Here’s what Laura had to say about the reporting and writing process, which began a few years after the initial conversation, and went through about 30 drafts before she sent it to the Times:
I’m not sure if I have that original napkin, but the idea stuck with me so strongly that I didn’t give up on it for 10 years…I wrote this piece in fits and starts, gathering steam, then losing it, then taking a break for additional research. It started as a more reported piece, with a visit to the site and interviews with local residents and shopkeepers. But that wasn’t the most compelling part of the story, for me or for readers. The more I worked on it, the less I thought about the site of the Mittlemans’ house and the more I pushed myself to explore the hard, personal parts of the story.
Whew. It was worth all those hundreds of hours. Seeing the photo of my long lost relatives in the paper was a moving experience and a real gift, as if, finally, they were receiving an honor that had not been bestowed upon them in their lifetimes.

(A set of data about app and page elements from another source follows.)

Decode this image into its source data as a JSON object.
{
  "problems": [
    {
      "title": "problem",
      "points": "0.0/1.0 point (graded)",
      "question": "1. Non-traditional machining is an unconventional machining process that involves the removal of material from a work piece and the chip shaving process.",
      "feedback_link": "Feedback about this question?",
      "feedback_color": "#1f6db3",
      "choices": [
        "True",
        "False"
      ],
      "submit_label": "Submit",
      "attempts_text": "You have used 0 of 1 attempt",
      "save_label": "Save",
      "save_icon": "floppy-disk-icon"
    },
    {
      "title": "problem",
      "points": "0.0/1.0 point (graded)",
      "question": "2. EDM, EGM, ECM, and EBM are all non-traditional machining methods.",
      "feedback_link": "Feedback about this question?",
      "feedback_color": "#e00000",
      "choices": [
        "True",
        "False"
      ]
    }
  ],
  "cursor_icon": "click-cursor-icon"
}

In another example of Voice, Damian Ghigliotty and Matt Townsend spent a night with the smokers at “smoke-free” Shea Stadium. The story had a lot of attitude, but more the smokers’ than the writers (although one of the writers did get thrown out even when he wasn’t smoking). The story adopted a conversational voice with the reader, as you’ll see in this kicker that ended with a zinger:
How far we’ve come from the days when pitcher Johnny Podres used to light one up between innings on the way to winning the World Series for the Brooklyn Dodgers in 1955.

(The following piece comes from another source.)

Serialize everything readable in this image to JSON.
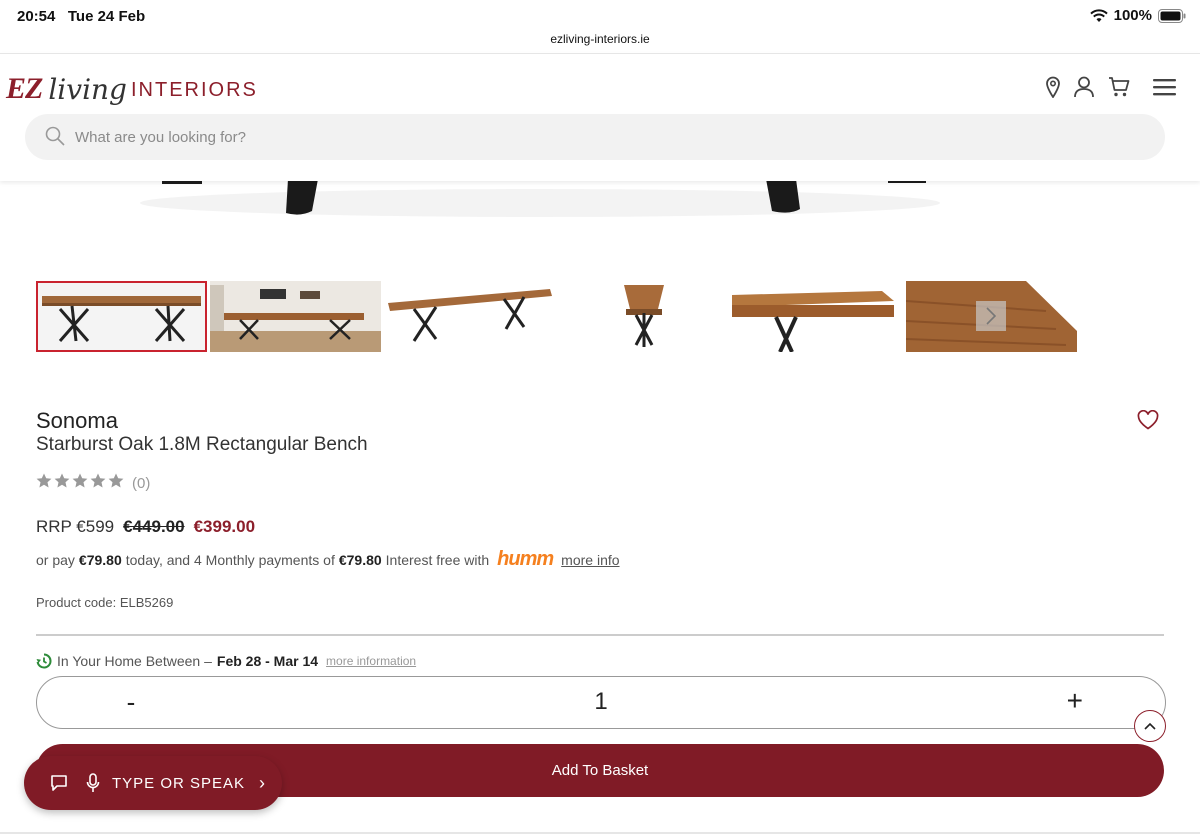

So what will the rest of the season be like for smokers at Shea? Head for the top of the upper deck? Employ a lookout for security guards? Or come up with another strategy?

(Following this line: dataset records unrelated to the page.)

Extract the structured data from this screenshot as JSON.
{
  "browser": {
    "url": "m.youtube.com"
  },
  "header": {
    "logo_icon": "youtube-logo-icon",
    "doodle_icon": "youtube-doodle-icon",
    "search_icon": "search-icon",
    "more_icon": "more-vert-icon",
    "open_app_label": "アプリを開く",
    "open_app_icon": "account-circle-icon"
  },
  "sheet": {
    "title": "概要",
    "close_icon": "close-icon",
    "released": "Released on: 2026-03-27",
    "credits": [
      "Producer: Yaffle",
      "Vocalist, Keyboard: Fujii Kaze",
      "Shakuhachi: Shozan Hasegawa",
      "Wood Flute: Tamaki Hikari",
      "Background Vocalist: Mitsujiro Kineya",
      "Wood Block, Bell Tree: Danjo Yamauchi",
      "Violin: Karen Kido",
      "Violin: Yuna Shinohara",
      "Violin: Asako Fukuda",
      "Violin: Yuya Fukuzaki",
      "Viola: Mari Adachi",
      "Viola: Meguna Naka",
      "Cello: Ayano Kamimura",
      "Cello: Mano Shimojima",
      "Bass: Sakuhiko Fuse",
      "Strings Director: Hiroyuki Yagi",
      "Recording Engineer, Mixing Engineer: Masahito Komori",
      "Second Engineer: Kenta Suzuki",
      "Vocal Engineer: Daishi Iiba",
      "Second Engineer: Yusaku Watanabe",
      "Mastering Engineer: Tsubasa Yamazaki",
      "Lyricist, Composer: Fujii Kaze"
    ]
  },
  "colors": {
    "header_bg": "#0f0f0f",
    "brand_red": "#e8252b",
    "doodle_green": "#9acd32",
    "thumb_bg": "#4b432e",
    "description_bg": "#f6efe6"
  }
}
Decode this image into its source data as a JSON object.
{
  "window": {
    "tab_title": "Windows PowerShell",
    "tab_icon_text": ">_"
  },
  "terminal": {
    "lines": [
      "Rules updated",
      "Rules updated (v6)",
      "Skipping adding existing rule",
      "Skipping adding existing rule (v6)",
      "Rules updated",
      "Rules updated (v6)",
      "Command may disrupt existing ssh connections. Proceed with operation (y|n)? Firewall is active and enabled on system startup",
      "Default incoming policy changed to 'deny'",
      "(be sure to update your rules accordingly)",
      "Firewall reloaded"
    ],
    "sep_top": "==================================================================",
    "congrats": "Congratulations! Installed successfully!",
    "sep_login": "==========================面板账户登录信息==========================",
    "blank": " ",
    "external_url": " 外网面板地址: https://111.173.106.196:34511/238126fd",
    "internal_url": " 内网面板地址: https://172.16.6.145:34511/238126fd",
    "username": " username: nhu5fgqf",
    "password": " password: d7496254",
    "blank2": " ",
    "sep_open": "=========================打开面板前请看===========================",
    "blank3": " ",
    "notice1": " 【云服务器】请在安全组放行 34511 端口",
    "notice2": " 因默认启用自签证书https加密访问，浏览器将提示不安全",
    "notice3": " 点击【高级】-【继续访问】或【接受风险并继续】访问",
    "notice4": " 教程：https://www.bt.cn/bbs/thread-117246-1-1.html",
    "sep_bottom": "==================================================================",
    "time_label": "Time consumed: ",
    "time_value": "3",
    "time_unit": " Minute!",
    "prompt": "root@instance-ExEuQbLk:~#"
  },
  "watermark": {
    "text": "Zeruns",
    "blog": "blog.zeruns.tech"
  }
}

“This is my first game of the season,” Mr. Rhoades said. “But I guess I’ll have to now.”
Of course there is one other option, but it was not discussed that day.
It’s difficult to explain how to write with voice. It’s easy to sense the writer’s voice when you read William Faulkner, Mark Twain or Tom Wolfe. But it’s not as easy with a journalist, when some of the conventions of the craft can seem to smother a writer’s personality. Often, the problem comes when you use journalese rather than simple, direct language. Another error is when you use the insider jargon of courts or cops or whomever you’re covering. Keep reminding yourself how you’d tell the story to your best friend. But perhaps the most common mistake young reporters make is trying too hard and coming off as forced or, even worse, false or pompous. I like the writing coach Jack Hart’s advice:
The best strategy for developing an authoritative voice is simply to be yourself…You create an individual style once you start to feel like yourself when you write. The words must become as comfortable as your skin. If you’re relaxed at the keyboard, your audience will feel a personal connection as they read.
E.B. White kept his advice simple. “The approach to style is by way of plainness, simplicity, orderliness, sincerity,’’ he said. Keep yourself in the background, at a remove, so that the personality comes through in the reporting, not in your calling attention to yourself or the writing.